Barron’s has been bullish on gold, including a cover story in 2018, when the metal traded around $1,200.”
“Investors have focused on a rise in record prices for gold, but silver’s up nearly 25% in July—the metal’s second-biggest monthly gain on record—and it’s still undervalued compared with the yellow metal.
“Silver is often called the ‘poor man’s gold’ because some of the same factors that cause gold prices to rise do the same thing to silver prices,” says Ed Moy, chief market strategist at gold retailer Valaurum. “And what is driving gold prices now are mainly the fear of inflation due to the magnitude of the monetary and fiscal stimulus worldwide, and the flight to safety due to the uncertainty around how and when the global economy will recover.”
Silver, however, is “cheaper per ounce” than gold, and its prices are much more volatile, he says. It has also been “lagging behind gold’s rise” and the ratio of the number of ounces of silver to buy one ounce of gold is historically high, implying that either “gold is overpriced or silver is underpriced.”
If silver is underpriced, “there is a lot of money to be made,” says Moy, who was director of the U.S. Mint from 2006 to 2011.
Silver futures settled at $24.501 an ounce on July 27, the highest for a most-active contract since August 2013. Intraday on July 30, they traded about 25% higher this month, but stand nowhere near the record-high $48.599 from April 2011. In comparison, gold futures climbed to a record settlement at $1,953.40 on July 29, up around 8.5% this month.
“Silver is not even halfway to its all-time high,” says Ryan Giannotto, director of research at exchange-traded-fund-issuer GraniteShares. While it’s unlikely silver would more than double in the immediate future, it’s “unwise to rule out extreme scenarios.”
It takes more than 80 ounces of silver to buy one ounce of gold. Though the ratio has seen a significant decline in recent months, it’s still well above the typical gold-to-silver ratio, which Moy pegs at one ounce of gold to 60 ounces of silver.
Ross Norman, CEO of precious-metals news and information provider Metals Daily, says the ratio between the metals rose to a 4,000-year high at 126 on March 18. “It has been clear for some time that silver was excessively cheap compared to gold,” he says. The ratio is still historically high, “suggesting there is scope for greater gains in silver still.”

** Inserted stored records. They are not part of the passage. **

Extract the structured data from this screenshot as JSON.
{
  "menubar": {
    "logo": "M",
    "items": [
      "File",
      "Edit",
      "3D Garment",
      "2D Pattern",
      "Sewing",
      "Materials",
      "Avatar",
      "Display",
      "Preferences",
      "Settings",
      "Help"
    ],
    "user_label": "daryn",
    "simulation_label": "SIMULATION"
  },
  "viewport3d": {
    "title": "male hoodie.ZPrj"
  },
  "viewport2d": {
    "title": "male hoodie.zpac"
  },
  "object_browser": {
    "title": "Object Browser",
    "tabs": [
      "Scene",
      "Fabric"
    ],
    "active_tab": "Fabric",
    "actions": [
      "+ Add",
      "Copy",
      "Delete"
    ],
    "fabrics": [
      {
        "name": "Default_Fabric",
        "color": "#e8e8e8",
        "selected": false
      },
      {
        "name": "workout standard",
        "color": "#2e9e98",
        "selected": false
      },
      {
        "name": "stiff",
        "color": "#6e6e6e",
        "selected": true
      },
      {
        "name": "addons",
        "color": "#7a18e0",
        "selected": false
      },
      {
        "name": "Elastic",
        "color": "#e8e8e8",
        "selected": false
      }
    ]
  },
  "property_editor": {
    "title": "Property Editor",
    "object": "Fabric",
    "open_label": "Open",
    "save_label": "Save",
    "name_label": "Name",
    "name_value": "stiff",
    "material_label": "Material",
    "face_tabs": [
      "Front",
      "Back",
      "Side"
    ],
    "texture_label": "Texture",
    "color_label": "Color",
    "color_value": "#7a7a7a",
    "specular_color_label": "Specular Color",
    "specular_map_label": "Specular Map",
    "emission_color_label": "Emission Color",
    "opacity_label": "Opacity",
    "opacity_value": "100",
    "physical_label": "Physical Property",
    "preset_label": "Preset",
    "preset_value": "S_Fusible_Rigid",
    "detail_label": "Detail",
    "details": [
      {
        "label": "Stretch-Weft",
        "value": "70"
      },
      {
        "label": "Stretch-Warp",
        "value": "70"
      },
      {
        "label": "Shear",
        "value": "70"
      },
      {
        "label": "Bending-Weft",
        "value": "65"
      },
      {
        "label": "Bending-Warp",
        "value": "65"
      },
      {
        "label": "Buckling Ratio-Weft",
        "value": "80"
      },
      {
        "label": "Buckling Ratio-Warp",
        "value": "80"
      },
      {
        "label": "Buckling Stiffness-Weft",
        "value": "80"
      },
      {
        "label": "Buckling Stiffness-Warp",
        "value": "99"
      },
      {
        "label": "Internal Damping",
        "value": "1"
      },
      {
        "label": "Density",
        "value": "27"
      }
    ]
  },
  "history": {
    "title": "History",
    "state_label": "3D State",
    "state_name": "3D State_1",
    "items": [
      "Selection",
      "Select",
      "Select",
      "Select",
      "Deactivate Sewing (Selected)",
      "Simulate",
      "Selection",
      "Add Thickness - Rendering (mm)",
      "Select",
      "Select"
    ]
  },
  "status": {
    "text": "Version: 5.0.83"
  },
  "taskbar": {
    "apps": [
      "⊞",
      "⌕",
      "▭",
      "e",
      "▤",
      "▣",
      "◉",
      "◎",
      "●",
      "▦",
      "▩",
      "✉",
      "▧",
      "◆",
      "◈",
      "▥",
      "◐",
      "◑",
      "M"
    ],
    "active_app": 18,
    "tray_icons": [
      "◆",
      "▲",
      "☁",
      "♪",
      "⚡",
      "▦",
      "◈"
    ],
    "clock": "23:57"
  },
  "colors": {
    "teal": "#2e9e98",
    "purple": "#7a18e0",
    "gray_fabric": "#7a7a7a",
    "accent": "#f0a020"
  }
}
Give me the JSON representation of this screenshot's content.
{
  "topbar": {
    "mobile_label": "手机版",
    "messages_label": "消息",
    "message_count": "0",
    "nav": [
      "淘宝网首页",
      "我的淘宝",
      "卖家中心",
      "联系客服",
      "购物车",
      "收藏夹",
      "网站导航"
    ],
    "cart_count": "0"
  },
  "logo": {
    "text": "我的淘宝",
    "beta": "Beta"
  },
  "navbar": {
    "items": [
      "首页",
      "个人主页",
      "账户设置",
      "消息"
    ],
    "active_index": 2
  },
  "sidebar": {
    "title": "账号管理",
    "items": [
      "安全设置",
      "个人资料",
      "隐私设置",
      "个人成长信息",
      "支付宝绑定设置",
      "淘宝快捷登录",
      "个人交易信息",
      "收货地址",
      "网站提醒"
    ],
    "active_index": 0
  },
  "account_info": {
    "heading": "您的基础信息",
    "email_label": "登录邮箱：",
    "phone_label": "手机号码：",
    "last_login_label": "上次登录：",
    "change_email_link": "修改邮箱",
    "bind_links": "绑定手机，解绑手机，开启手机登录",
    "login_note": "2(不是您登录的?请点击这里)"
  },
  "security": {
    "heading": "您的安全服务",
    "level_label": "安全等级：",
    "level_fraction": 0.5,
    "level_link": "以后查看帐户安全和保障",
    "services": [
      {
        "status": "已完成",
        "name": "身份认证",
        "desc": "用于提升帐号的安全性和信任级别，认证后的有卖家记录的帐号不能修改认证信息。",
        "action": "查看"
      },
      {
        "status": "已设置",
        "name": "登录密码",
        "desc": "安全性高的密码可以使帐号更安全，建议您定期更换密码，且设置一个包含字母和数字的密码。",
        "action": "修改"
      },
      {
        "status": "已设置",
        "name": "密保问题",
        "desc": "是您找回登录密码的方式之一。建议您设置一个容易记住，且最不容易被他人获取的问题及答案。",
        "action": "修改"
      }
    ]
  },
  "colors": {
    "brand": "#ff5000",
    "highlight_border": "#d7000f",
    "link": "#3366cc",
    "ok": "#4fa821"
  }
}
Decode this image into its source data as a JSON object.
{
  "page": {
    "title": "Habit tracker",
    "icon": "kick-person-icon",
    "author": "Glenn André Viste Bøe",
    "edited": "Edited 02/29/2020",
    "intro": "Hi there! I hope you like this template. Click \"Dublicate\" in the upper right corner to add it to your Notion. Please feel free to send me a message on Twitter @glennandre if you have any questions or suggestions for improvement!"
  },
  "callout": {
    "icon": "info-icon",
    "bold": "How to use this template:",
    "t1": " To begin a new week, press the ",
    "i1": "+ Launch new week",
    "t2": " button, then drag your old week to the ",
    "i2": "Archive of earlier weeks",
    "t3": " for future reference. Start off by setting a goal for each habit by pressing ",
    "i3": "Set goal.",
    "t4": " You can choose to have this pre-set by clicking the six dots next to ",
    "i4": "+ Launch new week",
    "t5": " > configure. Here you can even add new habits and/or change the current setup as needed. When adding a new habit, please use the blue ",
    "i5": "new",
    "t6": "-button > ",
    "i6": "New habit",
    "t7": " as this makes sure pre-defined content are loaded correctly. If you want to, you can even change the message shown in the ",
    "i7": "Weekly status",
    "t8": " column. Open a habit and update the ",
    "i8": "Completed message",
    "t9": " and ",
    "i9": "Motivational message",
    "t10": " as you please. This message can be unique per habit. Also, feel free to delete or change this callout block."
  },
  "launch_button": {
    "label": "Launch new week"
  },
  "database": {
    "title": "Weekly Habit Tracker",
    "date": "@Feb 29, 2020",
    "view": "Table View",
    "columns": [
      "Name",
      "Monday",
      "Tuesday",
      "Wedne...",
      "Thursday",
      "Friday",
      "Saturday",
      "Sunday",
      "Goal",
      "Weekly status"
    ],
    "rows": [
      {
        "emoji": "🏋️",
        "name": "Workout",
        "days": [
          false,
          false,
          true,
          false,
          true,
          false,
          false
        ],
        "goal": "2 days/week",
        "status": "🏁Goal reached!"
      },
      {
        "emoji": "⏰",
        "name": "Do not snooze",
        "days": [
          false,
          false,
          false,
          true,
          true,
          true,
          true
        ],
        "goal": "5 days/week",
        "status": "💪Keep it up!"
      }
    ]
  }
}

He says gold “often looks to silver to ‘authenticate’ its rally,” and if the differential between the two metals becomes too wide, as it has recently, then gold “stalls.” For now, gold, at an all-time high, is largely “untethered from technical resistance levels.” “